What the exercise asks :: Each line must appear in the answer exactly as it does in the data.

Extracted records ::
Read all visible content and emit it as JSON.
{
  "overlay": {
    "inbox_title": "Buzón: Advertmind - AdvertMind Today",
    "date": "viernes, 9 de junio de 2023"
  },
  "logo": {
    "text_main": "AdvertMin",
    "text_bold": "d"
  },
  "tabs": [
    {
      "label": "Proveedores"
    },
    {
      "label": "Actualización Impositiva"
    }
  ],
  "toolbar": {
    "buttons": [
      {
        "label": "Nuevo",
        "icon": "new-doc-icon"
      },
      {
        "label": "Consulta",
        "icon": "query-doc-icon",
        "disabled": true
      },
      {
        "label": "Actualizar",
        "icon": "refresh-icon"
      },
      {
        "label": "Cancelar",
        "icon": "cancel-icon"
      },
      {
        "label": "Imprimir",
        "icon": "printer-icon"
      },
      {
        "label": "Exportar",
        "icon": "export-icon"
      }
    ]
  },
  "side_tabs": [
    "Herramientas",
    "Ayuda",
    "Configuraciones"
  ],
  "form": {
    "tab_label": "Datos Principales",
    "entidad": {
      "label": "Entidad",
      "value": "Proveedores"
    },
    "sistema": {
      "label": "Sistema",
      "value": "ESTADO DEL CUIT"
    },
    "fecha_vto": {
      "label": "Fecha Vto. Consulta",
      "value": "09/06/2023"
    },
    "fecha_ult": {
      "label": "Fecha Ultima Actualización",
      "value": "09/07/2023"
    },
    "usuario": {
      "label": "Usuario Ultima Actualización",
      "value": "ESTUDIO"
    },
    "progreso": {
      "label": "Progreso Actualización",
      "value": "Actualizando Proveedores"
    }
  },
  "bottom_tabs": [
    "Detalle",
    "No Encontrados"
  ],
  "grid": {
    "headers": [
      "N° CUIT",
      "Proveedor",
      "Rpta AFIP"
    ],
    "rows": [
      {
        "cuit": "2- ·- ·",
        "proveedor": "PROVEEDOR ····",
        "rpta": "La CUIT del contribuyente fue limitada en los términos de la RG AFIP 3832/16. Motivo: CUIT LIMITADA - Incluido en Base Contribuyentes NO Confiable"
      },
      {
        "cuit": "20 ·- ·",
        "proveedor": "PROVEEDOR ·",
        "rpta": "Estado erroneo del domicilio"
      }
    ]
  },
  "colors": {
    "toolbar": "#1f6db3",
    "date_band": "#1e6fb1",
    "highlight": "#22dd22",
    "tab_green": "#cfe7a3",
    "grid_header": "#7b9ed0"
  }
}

Response to the exercise ::
Read all visible content and emit it as JSON.
{
  "overlay": {
    "inbox_title": "Buzón: Advertmind - AdvertMind Today",
    "date": "viernes, 9 de junio de 2023"
  },
  "logo": {
    "text_main": "AdvertMin",
    "text_bold": "d"
  },
  "tabs": [
    {
      "label": "Proveedores"
    },
    {
      "label": "Actualización Impositiva"
    }
  ],
  "toolbar": {
    "buttons": [
      {
        "label": "Nuevo",
        "icon": "new-doc-icon"
      },
      {
        "label": "Consulta",
        "icon": "query-doc-icon",
        "disabled": true
      },
      {
        "label": "Actualizar",
        "icon": "refresh-icon"
      },
      {
        "label": "Cancelar",
        "icon": "cancel-icon"
      },
      {
        "label": "Imprimir",
        "icon": "printer-icon"
      },
      {
        "label": "Exportar",
        "icon": "export-icon"
      }
    ]
  },
  "side_tabs": [
    "Herramientas",
    "Ayuda",
    "Configuraciones"
  ],
  "form": {
    "tab_label": "Datos Principales",
    "entidad": {
      "label": "Entidad",
      "value": "Proveedores"
    },
    "sistema": {
      "label": "Sistema",
      "value": "ESTADO DEL CUIT"
    },
    "fecha_vto": {
      "label": "Fecha Vto. Consulta",
      "value": "09/06/2023"
    },
    "fecha_ult": {
      "label": "Fecha Ultima Actualización",
      "value": "09/07/2023"
    },
    "usuario": {
      "label": "Usuario Ultima Actualización",
      "value": "ESTUDIO"
    },
    "progreso": {
      "label": "Progreso Actualización",
      "value": "Actualizando Proveedores"
    }
  },
  "bottom_tabs": [
    "Detalle",
    "No Encontrados"
  ],
  "grid": {
    "headers": [
      "N° CUIT",
      "Proveedor",
      "Rpta AFIP"
    ],
    "rows": [
      {
        "cuit": "2- ·- ·",
        "proveedor": "PROVEEDOR ····",
        "rpta": "La CUIT del contribuyente fue limitada en los términos de la RG AFIP 3832/16. Motivo: CUIT LIMITADA - Incluido en Base Contribuyentes NO Confiable"
      },
      {
        "cuit": "20 ·- ·",
        "proveedor": "PROVEEDOR ·",
        "rpta": "Estado erroneo del domicilio"
      }
    ]
  },
  "colors": {
    "toolbar": "#1f6db3",
    "date_band": "#1e6fb1",
    "highlight": "#22dd22",
    "tab_green": "#cfe7a3",
    "grid_header": "#7b9ed0"
  }
}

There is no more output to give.